- **YOUR TASK**:
Find the lines below holding the word "Baugruppe" and copy each of them.

** Opening THE INPUT block **

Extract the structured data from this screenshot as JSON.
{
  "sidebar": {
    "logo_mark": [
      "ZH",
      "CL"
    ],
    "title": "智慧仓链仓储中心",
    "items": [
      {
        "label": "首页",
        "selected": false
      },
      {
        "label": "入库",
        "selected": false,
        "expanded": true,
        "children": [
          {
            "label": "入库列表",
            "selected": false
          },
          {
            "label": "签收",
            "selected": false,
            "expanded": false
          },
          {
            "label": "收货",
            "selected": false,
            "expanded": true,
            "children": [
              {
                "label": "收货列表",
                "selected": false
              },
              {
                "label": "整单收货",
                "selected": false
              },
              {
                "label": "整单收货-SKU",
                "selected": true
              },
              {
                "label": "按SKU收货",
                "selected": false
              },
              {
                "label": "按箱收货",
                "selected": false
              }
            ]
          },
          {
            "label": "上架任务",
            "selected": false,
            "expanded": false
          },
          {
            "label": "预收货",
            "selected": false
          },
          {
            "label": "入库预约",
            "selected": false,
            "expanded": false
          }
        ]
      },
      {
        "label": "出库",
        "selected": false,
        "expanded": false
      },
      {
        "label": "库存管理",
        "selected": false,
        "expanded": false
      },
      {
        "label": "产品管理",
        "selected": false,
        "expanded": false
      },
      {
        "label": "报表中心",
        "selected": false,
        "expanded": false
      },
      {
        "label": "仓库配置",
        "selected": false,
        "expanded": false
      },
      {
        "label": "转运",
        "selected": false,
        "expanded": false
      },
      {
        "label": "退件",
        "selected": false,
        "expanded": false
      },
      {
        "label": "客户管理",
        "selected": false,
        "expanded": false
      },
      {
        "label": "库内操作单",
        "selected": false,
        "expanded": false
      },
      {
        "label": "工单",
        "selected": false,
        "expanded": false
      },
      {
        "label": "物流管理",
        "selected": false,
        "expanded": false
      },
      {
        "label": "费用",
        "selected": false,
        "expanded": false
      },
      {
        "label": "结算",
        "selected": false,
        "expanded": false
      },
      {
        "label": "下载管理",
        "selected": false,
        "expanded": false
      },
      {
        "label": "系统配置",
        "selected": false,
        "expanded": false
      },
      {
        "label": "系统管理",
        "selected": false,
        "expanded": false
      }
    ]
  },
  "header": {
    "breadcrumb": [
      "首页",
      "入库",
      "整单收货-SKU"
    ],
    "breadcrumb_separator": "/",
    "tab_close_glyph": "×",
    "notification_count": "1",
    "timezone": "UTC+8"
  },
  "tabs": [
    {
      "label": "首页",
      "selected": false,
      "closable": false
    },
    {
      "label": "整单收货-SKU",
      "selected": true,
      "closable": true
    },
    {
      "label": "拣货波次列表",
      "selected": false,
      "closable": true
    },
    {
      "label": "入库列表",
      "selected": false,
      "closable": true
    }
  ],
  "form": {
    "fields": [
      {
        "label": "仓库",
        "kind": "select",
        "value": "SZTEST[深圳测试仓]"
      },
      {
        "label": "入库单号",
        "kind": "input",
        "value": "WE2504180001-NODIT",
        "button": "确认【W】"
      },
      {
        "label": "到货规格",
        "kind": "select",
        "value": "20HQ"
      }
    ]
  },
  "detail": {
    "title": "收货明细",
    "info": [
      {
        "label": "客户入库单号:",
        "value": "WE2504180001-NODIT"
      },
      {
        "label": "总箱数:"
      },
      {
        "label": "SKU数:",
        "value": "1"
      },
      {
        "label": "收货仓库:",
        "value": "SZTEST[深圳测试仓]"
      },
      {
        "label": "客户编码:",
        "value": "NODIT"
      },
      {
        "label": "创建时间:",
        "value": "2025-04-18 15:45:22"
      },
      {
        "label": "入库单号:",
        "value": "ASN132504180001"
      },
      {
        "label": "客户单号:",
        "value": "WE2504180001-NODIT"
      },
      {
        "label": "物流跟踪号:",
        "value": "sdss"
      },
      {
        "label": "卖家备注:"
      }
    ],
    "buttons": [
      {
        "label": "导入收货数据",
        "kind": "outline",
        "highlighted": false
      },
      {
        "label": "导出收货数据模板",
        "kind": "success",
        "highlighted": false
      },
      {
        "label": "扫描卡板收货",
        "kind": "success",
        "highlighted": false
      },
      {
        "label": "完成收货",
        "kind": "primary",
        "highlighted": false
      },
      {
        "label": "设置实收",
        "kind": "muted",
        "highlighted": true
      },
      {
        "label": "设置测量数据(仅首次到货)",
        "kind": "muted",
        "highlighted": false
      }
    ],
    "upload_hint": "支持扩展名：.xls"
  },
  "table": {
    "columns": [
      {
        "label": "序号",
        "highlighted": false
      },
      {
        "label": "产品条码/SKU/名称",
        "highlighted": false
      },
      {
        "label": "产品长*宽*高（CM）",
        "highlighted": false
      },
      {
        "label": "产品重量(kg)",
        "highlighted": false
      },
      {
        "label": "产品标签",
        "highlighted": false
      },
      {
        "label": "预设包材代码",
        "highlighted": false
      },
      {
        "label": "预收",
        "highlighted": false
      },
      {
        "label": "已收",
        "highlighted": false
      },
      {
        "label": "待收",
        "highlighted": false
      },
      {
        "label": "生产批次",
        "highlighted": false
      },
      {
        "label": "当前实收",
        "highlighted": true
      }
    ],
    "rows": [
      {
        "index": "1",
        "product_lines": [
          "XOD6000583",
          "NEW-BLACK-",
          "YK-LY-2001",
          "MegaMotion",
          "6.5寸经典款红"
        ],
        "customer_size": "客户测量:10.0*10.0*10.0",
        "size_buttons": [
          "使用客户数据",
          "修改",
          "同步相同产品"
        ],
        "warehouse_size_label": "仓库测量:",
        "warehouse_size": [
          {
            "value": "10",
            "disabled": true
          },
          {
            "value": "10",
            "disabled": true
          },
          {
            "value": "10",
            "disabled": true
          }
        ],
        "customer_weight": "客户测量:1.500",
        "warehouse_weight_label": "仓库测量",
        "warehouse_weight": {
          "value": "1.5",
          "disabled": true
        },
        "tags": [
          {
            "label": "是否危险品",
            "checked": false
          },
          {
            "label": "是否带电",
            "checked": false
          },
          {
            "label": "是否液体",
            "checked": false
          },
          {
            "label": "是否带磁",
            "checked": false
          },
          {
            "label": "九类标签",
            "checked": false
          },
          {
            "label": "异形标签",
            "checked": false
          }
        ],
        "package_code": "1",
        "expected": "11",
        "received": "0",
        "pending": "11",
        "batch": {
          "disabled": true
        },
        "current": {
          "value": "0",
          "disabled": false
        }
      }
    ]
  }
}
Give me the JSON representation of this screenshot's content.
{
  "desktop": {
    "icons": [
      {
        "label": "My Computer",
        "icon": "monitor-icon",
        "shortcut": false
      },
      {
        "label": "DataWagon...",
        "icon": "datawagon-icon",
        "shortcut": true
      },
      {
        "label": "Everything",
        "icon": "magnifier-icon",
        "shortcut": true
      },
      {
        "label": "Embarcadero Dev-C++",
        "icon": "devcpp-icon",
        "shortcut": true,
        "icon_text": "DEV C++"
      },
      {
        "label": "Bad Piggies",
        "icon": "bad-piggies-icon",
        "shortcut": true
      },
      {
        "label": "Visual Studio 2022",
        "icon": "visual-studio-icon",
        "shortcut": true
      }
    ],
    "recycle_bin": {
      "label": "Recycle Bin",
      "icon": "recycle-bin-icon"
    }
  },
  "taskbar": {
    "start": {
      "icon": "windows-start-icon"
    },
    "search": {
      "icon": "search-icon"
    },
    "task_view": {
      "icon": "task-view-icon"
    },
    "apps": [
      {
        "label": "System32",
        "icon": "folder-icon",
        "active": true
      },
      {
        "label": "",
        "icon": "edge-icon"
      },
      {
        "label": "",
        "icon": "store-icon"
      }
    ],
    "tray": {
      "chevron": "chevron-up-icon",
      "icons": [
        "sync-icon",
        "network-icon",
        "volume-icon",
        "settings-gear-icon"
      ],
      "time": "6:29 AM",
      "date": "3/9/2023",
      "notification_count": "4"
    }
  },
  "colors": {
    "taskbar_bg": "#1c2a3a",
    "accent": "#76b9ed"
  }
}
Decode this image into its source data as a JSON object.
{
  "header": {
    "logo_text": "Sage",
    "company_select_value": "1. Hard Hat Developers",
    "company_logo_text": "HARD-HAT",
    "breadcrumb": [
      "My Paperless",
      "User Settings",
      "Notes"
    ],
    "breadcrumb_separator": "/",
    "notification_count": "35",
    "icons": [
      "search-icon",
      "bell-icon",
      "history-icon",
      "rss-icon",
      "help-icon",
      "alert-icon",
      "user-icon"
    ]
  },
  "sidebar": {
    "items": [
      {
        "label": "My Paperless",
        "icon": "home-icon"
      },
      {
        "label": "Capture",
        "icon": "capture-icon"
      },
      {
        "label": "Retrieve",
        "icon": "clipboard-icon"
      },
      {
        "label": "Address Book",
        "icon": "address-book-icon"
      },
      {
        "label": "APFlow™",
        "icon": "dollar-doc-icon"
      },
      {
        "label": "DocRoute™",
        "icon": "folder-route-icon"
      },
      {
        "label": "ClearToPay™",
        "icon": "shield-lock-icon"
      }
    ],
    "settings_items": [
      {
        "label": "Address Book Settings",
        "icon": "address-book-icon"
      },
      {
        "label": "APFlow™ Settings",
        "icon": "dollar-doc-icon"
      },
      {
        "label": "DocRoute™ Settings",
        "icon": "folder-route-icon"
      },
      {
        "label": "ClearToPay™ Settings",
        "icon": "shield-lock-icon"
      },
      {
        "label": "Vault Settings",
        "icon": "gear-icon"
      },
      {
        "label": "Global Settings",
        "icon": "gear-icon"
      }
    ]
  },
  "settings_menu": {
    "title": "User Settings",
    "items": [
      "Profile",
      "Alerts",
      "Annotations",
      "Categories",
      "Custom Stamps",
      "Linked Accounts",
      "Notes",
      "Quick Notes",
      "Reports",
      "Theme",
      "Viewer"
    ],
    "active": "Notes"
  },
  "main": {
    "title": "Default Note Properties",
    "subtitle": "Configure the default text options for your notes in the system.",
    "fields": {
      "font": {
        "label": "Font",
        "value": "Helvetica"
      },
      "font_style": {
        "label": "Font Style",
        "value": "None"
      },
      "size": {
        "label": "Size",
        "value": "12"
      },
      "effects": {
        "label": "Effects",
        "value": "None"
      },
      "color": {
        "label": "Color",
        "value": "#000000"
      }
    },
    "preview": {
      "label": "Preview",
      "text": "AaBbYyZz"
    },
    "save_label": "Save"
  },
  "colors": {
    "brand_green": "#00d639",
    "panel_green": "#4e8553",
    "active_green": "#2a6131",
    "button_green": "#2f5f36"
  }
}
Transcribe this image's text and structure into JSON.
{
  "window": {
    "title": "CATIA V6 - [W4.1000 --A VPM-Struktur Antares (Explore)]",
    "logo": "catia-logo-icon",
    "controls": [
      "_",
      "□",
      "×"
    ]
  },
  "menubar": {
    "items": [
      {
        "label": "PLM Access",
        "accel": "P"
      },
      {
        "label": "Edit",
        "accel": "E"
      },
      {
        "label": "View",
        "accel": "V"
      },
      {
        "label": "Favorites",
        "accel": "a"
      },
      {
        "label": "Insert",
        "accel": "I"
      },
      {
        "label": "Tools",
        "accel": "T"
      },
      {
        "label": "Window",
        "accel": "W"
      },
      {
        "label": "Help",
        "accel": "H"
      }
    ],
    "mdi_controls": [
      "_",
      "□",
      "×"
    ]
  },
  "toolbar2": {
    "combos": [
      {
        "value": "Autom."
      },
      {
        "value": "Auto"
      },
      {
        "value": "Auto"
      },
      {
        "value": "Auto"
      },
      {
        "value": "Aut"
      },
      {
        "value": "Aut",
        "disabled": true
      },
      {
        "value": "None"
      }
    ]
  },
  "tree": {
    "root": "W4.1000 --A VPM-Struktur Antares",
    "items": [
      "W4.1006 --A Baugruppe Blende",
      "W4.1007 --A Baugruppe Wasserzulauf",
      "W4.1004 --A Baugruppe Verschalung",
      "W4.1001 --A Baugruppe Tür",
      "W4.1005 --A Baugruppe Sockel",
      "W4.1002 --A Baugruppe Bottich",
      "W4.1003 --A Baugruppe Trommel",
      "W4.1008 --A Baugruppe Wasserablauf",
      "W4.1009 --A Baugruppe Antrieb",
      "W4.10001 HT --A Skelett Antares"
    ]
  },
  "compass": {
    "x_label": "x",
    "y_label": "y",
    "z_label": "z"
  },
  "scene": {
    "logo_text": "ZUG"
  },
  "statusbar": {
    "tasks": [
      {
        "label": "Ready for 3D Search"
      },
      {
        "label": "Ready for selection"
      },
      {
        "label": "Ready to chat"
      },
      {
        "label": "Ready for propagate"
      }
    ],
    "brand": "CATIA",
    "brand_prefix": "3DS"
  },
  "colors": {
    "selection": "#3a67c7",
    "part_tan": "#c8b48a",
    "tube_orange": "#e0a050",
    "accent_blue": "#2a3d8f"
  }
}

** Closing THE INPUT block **

- **WRITTEN ANSWER**:
      "W4.1006 --A Baugruppe Blende",
      "W4.1007 --A Baugruppe Wasserzulauf",
      "W4.1004 --A Baugruppe Verschalung",
      "W4.1001 --A Baugruppe Tür",
      "W4.1005 --A Baugruppe Sockel",
      "W4.1002 --A Baugruppe Bottich",
      "W4.1003 --A Baugruppe Trommel",
      "W4.1008 --A Baugruppe Wasserablauf",
      "W4.1009 --A Baugruppe Antrieb",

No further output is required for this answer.